a. In which grade did the students do the best? Explain how you can tell.

Answer:

Three-fourths of the seventh-grade students did better than half of the sixth graders. You can tell by comparing Q1 for Grade 7 to the median for Grade 6. Therefore, the seventh-grade students performed the best.

b. Why do you think two of the data values in Grade 7 are not part of the line segments?

Answer:

The highest and lowest scores were pretty far away from the other scores, so they were marked separately.

c. How do the median scores for the two grades compare? Is this surprising? Why or why not?

Answer:

The median score in Grade 7 was higher than the median in Grade 6. This makes sense because the seventh graders should know more than the sixth graders.

d. How do the lQRs compare for the two grades?

Answer:

The middle half of the Grade 7 scores were close together in a span of about 11 with the median around 66.

The middle half of the Grade 6 scores were spread over a larger span, about 17 points from about 50 to 67.

Question 3.

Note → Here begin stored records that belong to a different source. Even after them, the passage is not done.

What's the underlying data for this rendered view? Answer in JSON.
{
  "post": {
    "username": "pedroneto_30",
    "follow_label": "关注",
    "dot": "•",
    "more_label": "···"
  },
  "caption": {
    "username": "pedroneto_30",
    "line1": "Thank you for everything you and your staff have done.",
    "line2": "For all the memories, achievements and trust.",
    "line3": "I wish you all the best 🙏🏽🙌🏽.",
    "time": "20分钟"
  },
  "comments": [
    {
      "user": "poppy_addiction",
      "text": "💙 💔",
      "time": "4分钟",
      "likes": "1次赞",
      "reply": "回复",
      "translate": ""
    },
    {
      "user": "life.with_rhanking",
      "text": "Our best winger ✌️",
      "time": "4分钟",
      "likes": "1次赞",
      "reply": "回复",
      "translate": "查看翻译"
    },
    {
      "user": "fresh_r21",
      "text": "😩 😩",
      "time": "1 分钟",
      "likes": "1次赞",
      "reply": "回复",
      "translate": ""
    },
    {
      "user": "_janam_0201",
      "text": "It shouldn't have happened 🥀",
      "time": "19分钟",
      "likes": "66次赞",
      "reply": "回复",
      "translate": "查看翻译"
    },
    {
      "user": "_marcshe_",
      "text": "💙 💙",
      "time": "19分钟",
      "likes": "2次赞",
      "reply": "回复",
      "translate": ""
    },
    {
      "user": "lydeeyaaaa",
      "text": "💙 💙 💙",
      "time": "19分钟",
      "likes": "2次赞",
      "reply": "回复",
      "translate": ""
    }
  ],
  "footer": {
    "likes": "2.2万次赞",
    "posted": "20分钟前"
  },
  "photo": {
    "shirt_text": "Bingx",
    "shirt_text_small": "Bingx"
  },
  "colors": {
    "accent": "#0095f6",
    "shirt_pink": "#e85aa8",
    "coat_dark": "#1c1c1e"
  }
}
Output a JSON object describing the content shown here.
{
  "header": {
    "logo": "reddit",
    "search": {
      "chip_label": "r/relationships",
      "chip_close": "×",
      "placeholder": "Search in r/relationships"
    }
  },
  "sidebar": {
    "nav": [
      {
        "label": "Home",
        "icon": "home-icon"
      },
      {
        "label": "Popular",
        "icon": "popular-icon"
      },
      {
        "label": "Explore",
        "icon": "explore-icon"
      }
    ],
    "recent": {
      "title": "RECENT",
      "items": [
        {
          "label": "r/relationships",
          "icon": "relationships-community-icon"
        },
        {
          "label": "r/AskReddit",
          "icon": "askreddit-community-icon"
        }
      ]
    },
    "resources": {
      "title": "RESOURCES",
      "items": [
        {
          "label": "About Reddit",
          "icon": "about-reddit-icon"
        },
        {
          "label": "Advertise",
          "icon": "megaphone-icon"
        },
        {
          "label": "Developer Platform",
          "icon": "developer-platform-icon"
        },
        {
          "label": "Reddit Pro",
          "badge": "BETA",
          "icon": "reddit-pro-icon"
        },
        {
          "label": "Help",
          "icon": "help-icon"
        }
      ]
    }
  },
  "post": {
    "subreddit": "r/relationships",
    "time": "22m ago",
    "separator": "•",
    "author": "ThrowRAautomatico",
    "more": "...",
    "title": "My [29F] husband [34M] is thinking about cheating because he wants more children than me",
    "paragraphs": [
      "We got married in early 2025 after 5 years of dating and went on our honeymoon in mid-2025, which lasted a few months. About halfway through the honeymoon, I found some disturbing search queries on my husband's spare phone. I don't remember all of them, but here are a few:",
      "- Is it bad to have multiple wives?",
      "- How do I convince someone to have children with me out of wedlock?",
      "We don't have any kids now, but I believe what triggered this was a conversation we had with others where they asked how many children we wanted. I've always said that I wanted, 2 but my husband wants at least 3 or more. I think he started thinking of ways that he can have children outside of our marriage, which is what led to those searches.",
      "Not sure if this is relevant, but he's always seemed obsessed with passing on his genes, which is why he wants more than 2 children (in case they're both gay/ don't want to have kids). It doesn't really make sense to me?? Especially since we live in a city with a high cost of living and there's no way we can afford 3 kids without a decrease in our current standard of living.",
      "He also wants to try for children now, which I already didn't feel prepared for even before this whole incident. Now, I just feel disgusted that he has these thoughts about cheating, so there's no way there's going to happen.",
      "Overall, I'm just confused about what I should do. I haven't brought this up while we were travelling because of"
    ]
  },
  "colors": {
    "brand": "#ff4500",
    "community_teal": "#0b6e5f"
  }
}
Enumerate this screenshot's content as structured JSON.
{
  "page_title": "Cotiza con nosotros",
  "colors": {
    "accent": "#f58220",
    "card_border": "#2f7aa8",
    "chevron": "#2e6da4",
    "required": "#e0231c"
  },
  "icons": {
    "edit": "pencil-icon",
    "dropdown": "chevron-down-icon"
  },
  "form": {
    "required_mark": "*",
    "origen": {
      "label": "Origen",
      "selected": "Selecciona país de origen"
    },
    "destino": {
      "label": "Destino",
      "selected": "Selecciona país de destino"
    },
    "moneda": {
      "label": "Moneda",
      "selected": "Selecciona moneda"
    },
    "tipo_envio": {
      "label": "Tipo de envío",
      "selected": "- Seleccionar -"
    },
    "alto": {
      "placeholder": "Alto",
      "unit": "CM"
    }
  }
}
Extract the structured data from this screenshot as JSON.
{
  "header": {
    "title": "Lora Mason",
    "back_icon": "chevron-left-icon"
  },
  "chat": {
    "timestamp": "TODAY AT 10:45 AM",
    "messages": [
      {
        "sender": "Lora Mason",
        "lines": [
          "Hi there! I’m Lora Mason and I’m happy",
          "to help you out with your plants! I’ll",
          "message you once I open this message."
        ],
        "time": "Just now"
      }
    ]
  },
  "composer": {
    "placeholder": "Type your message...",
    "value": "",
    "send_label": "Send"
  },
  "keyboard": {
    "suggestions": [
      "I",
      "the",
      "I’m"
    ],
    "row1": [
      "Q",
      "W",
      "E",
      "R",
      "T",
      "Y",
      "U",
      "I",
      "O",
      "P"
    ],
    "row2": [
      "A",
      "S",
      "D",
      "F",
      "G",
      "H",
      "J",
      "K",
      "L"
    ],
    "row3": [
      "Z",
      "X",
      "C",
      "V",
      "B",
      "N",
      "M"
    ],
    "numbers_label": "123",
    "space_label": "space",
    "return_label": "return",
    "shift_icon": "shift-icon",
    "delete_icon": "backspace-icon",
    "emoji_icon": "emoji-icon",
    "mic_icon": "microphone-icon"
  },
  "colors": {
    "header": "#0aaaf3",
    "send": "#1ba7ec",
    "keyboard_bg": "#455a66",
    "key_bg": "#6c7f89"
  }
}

A formula for the IQR could be written as Q3 – Q1 = IQR. Suppose you knew the IQR and the Q1. How could you find the Q3?

Answer:

Q3 = IQR + Q1. Add the lower quartile to the IQR.

Question 4.

Consider the statement, “Historically, the average length of service as chief justice on the Supreme Court has been less than 15 years; however, since 1969 the average length of service has increased.” Use the data given in Exercise 1 to answer the following questions.

a. Do you agree or disagree with the statement? Explain your thinking.

Answer:

The mean number of years as chief justice overall is about 13. The mean number of years since 1969 is about 14.7. Even though the mean has increased, it does not seem like a big difference because there have only been three justices since then to cover o span of 44 years (and three times 13 is 39, so not enough to really show an increasing trend).

b. Would your answer change if you used the median number of years rather than the mean?

Answer:

The median overall was 11 years; the median since 1969 was 17 years, which is considerably larger. This seems to justify the statement.

### Eureka Math Grade 6 Module 6 Lesson 16 Exit Ticket Answer Key

Data on the number of pets per family for students in a sixth-grade class are summarized in the box plot below:

Question 1.

Can you tell how many families have two pets? Explain why or why not.

Answer:

You cannot tell from the box plot. You only know that the lower quartile (Q]) is 2 pets. You do not know how many families are included in the data set.

Question 2.

Given the box plot above, which of the following statements are true? If the statement is false, modify it to make the statement true.

a. Every family has at least one pet.

Answer:

True

b. About one-fourth of the families have six or more pets.

Answer:

True

c. Most of the families have three pets.

Answer:

False, because you cannot determine the number of any specific data value. Revise to “You cannot determine the number of pets most families have.”

d. About half of the families have two or fewer pets.

Answer:

False. Revise to “About half of the families have three or fewer pets.”

e. About three-fourths of the families have two or more pets.

Answer:

True